Also referred to as Inferential SQL Injection, a Blind SQL injection attack doesn’t reveal data directly from the database being targeted. Rather, the attacker closely examines indirect clues in behavior. Details within HTTP responses, blank web pages for certain user input, and how long it takes the database to respond to certain user input are all things that can be clues depending on the goal of the attacker. They could also point to another SQLi attack avenue for the attacker to try.

Out-of-Band Injection

This attack is bit more complex and may be used by an attacker when they cannot achieve their goal in a single, direct query-response attack. Typically, an attacker will craft SQL statements which, when presented to the database, will trigger the database system to create a connection to an external server the attacker controls. In this fashion, the attacker can harvest data or potentially control behavior of the database.

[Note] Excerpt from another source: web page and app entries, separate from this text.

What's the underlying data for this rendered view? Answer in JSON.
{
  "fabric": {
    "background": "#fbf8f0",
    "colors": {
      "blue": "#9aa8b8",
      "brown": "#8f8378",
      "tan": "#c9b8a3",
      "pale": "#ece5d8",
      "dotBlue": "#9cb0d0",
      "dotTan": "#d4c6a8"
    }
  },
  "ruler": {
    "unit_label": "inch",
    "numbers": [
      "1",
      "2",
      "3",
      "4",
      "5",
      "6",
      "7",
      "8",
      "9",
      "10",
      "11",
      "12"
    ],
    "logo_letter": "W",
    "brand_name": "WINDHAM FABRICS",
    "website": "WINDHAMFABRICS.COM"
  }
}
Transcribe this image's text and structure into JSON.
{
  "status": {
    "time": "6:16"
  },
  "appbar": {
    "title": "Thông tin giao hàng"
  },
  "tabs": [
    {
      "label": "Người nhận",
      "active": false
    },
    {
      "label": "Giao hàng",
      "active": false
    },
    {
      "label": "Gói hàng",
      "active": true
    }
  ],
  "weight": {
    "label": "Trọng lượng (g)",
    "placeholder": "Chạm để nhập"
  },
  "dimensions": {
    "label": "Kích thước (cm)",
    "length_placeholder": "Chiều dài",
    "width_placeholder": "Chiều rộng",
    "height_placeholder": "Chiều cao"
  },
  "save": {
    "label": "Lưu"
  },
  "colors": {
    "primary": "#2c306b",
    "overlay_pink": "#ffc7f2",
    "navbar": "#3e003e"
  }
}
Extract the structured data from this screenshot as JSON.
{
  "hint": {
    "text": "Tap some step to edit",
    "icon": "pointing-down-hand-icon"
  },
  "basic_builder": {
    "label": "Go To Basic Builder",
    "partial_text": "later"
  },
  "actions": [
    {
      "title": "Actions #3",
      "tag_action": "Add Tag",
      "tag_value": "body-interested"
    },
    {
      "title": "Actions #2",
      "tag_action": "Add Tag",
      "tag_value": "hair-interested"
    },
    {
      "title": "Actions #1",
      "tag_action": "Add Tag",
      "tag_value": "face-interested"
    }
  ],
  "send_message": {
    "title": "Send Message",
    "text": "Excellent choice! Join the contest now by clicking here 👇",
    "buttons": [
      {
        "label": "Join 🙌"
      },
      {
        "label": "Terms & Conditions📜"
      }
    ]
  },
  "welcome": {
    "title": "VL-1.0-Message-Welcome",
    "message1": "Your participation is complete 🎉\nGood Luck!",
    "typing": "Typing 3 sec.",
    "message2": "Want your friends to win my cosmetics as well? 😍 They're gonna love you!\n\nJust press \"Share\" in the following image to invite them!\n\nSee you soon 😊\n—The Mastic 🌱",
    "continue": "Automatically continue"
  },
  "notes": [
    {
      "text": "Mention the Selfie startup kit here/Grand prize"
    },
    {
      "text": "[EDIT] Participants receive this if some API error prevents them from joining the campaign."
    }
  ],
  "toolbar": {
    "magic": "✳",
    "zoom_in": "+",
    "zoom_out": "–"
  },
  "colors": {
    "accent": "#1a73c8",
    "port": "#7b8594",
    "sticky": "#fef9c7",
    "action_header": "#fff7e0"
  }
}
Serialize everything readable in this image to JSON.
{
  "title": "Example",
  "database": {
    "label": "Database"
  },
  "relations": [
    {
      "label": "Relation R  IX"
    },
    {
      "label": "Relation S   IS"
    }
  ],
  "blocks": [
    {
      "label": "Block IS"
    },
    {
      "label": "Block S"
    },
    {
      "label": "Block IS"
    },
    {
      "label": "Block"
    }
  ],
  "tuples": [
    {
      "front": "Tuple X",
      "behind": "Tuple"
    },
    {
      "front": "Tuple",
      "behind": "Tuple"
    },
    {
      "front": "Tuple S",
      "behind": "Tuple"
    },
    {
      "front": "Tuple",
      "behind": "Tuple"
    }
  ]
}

A Second Order Injection is a type of Out-of-Band Injection attack. In this case, the attacker will provide an SQL injection that will get stored and executed by a separate behavior of the database system. When the secondary system behavior occurs (it could be something like a time-based job or something triggered by other typical admin or user use of the database) and the attacker’s SQL injection is executed, that’s when the “reach out” to a system the attacker controls happens.

How to Prevent SQL Injection Attacks

The following suggestions can help prevent an SQL injection attack from succeeding:

Don’t use dynamic SQL

Sanitize user-provided inputs

  • Properly escape those characters which should be escaped.
  • Verify that the type of data submitted matches the type expected.

Don’t leave sensitive data in plaintext

  • Encrypt private/confidential data being stored in the database.
  • This also provides another level of protection just in case an attacker successfully exfiltrates sensitive data.

Limit database permissions and privileges

  • Set the capabilities of the database user to the bare minimum required.
  • This will limit what an attacker can do if they manage to gain access.

Avoid displaying database errors directly to the user

  • Attackers can use these error messages to gain information about the database.

Use a Web Application Firewall (WAF) for web applications that access databases

  • This provides protection to web-facing applications.
  • It can help identify SQL injection attempts.
  • Based on the setup, it can also help prevent SQL injection attempts from reaching the application (and, therefore, the database).

Use a web application security testing solution to routinely test web apps that interact with databases

  • Doing so can help catch new bugs or regressions that could allow SQL injection.

Keep databases updated to the latest available patches

  • This prevents attackers from exploiting known weaknesses/bugs present in older versions.

SQL injection is a popular attack method for adversaries, but by taking the proper precautions such as ensuring data is encrypted, that you protect and test your web applications, and that you’re up to date with patches, you can take meaningful steps toward keeping your data secure.